Okay, maybe reading Crankshaft to cheer up wasn't one of my better ideas. Maybe if I check Batiuk's website, there'll be something a little happier there. You know, for the holidays.
Wow. Seriously, there's a level of despair Tom Batiuk's reaching to here where you just have to respect him for being so utterly relentless about it. The dude has no mercy. He's the Ivan Drago of depressing comic strips. He will break you.
Okay, back to Funky:
I'll get back to Christmas in a second -- like there was any doubt whatsoever that this month's depths of woe were going to be centered anywhere else -- but first, let's take a look at the New Year's Eve party with which Batiuk closed out 2010. Like all celebrations in Westview, it is viewed as less of a gathering of friends to celebrate and more of a grueling obligation that must be endured.
Linda and Bull's expressions -- which, I have to say, are particularly muppetish here -- pretty much encapsulate the only two possible reactions anyone in Funky Winkerbean has to spending time with the people they claim to like: At best, sardonic joy at the smirkworthy opportunity to point out the shortcomings of others. At worst, grim resolve that you won't be able to make an excuse to leave early.
But don't think it's all that bad! Sometimes the people in this strip get together to celebrate the happiest of occasions, like the end of a marriage! Hand out the party hats, Susan and her ex don't love each other anymore!
Normally, I like to let each strip stand on its own as a perfect little units of sorrow that they are, but in this case, but I had to make an exception for the sequence where Les, getting ready for his flight home, receives a phone call from his dead wife on the airport courtesy phone warning him not to get on the plane. And there are a few of reasons why this is basically amazing.
First off, is the fact that the dead-wife call lasts for an entire week's worth of strips. Now, unlike their comic book counterparts, newspaper strips are made with the idea in mind that people drop in and out -- if you miss a day of your local paper, you can always catch up with what's going on in the Spider-Man strip (which is usually "not much") the next day. Even so, an entire week of Les alternating between disgust an anger at someone pranking him seems like a bit much.
Second is the fact that there are three distinct possibilities here, and each one is terrible in its own special way. Either Les is getting pranked by -- as he says in the last panel -- some sicko preying on his love for his dead wife in hopes that he can deliver a brutal emotional wound for a cheap laugh, or that he is actually getting a phone call from his dead wife and totally missing his only opportunity to talk to her once again. And, of course, the third possibility is that the whole thing is a hallucination brought on by his growing disconnect with reality.
Finally, there's the fact that with these four strips (five if you count the one that's just Les getting the phone call), Funky Winkerbean has basically become a version of Final Destination that runs underneath the Junior Jumble.
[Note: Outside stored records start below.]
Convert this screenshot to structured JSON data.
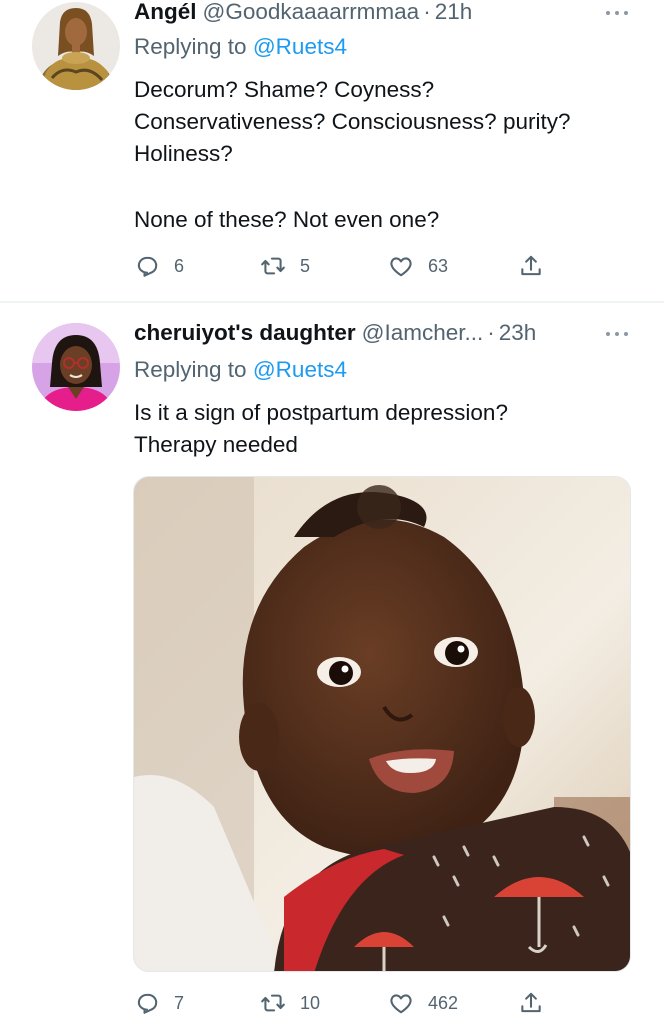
{
  "tweets": [
    {
      "display_name": "Angél",
      "handle": "@Goodkaaaarrmmaa",
      "separator": "·",
      "time": "21h",
      "replying_prefix": "Replying to",
      "replying_to": "@Ruets4",
      "lines": [
        "Decorum? Shame? Coyness?",
        "Conservativeness? Consciousness? purity?",
        "Holiness?",
        "None of these? Not even one?"
      ],
      "replies": "6",
      "retweets": "5",
      "likes": "63"
    },
    {
      "display_name": "cheruiyot's daughter",
      "handle": "@Iamcher...",
      "separator": "·",
      "time": "23h",
      "replying_prefix": "Replying to",
      "replying_to": "@Ruets4",
      "lines": [
        "Is it a sign of postpartum depression?",
        "Therapy needed"
      ],
      "media": "photo of a smiling baby in a dark onesie with red umbrella print",
      "replies": "7",
      "retweets": "10",
      "likes": "462"
    }
  ],
  "colors": {
    "link": "#1d9bf0",
    "secondary_text": "#536471",
    "primary_text": "#0f1419",
    "divider": "#eff3f4"
  },
  "icons": [
    "more-icon",
    "reply-icon",
    "retweet-icon",
    "like-icon",
    "share-icon"
  ]
}
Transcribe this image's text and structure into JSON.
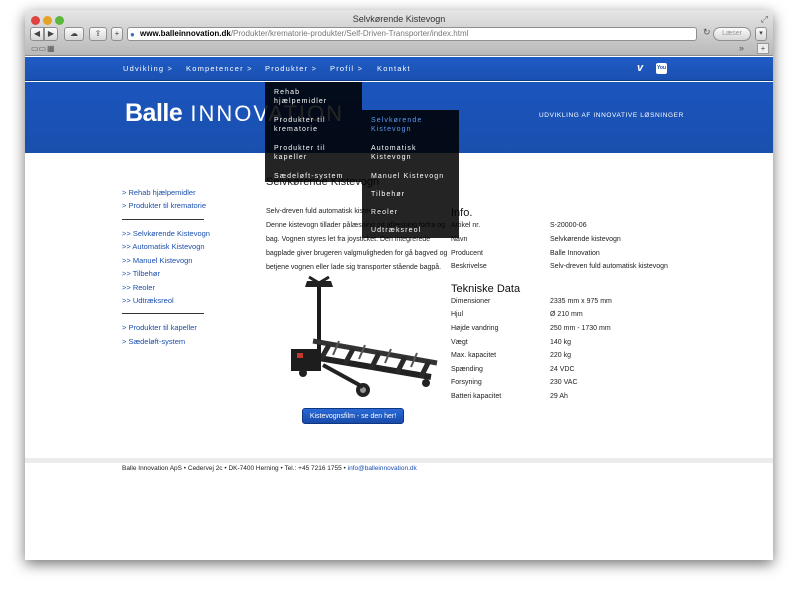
{
  "window": {
    "title": "Selvkørende Kistevogn"
  },
  "browser": {
    "url_domain": "www.balleinnovation.dk",
    "url_path": "/Produkter/krematorie-produkter/Self-Driven-Transporter/index.html",
    "reader_label": "Læser",
    "icons": [
      "back-icon",
      "forward-icon",
      "cloud-icon",
      "share-icon",
      "plus-icon",
      "globe-icon",
      "reload-icon",
      "book-icon",
      "grid-icon"
    ]
  },
  "nav": {
    "items": [
      "Udvikling >",
      "Kompetencer >",
      "Produkter >",
      "Profil >",
      "Kontakt"
    ],
    "vimeo_glyph": "v",
    "youtube_glyph": "You Tube"
  },
  "banner": {
    "logo_bold": "Balle",
    "logo_light": " INNOVATION",
    "tagline": "UDVIKLING AF INNOVATIVE LØSNINGER"
  },
  "dropdown1": [
    "Rehab hjælpemidler",
    "Produkter til krematorie",
    "Produkter til kapeller",
    "Sædeløft-system"
  ],
  "dropdown2": [
    "Selvkørende Kistevogn",
    "Automatisk Kistevogn",
    "Manuel Kistevogn",
    "Tilbehør",
    "Reoler",
    "Udtræksreol"
  ],
  "sidebar": {
    "group1": [
      "> Rehab hjælpemidler",
      "> Produkter til krematorie"
    ],
    "group2": [
      ">> Selvkørende Kistevogn",
      ">> Automatisk Kistevogn",
      ">> Manuel Kistevogn",
      ">> Tilbehør",
      ">> Reoler",
      ">> Udtræksreol"
    ],
    "group3": [
      "> Produkter til kapeller",
      "> Sædeløft-system"
    ]
  },
  "main": {
    "title": "Selvkørende Kistevogn",
    "lines": [
      "Selv-dreven fuld automatisk kistevogn.",
      "Denne kistevogn tillader pålæsning og aflæsning forfra og",
      "bag. Vognen styres let fra joysticket. Den integrerede",
      "bagplade giver brugeren valgmuligheden for gå bagved og",
      "betjene vognen eller lade sig transporter stående bagpå."
    ],
    "film_button": "Kistevognsfilm - se den her!"
  },
  "info": {
    "heading": "Info.",
    "rows": [
      {
        "k": "Artikel nr.",
        "v": "S-20000-06"
      },
      {
        "k": "Navn",
        "v": "Selvkørende kistevogn"
      },
      {
        "k": "Producent",
        "v": "Balle Innovation"
      },
      {
        "k": "Beskrivelse",
        "v": "Selv-dreven fuld automatisk kistevogn"
      }
    ]
  },
  "tech": {
    "heading": "Tekniske Data",
    "rows": [
      {
        "k": "Dimensioner",
        "v": "2335 mm x 975 mm"
      },
      {
        "k": "Hjul",
        "v": "Ø 210 mm"
      },
      {
        "k": "Højde vandring",
        "v": "250 mm - 1730 mm"
      },
      {
        "k": "Vægt",
        "v": "140 kg"
      },
      {
        "k": "Max. kapacitet",
        "v": "220 kg"
      },
      {
        "k": "Spænding",
        "v": "24 VDC"
      },
      {
        "k": "Forsyning",
        "v": "230 VAC"
      },
      {
        "k": "Batteri kapacitet",
        "v": "29 Ah"
      }
    ]
  },
  "footer": {
    "address": "Balle Innovation ApS • Cedervej 2c • DK-7400 Herning • Tel.: +45 7216 1755 • ",
    "email": "info@balleinnovation.dk"
  }
}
And it all leads to this:
Yes, it's just what you wanted to read about in the funny pages on Christmas Eve: Characters narrowly avoiding a tragic death in plane crashes.
The reason this one takes the top spot is because it pretty much confirms Option #2, meaning not only that Les actually called his beloved dead wife a sicko and hung up on her, but that in the Funky-verse, the dead can communicate with the living but only on airport telephones. Which is just weird.
Also, there's the fact that by calling in a Christmas Eve bomb threat, The Ghost of Dead Wives Past has saved Les from death-by-airborne-fireball, but condemned him to return to life as a Funky Winkerbean character. And at this point, I'm not sure which is worse.
Still not depressed? Check out the FunkyWatch archives!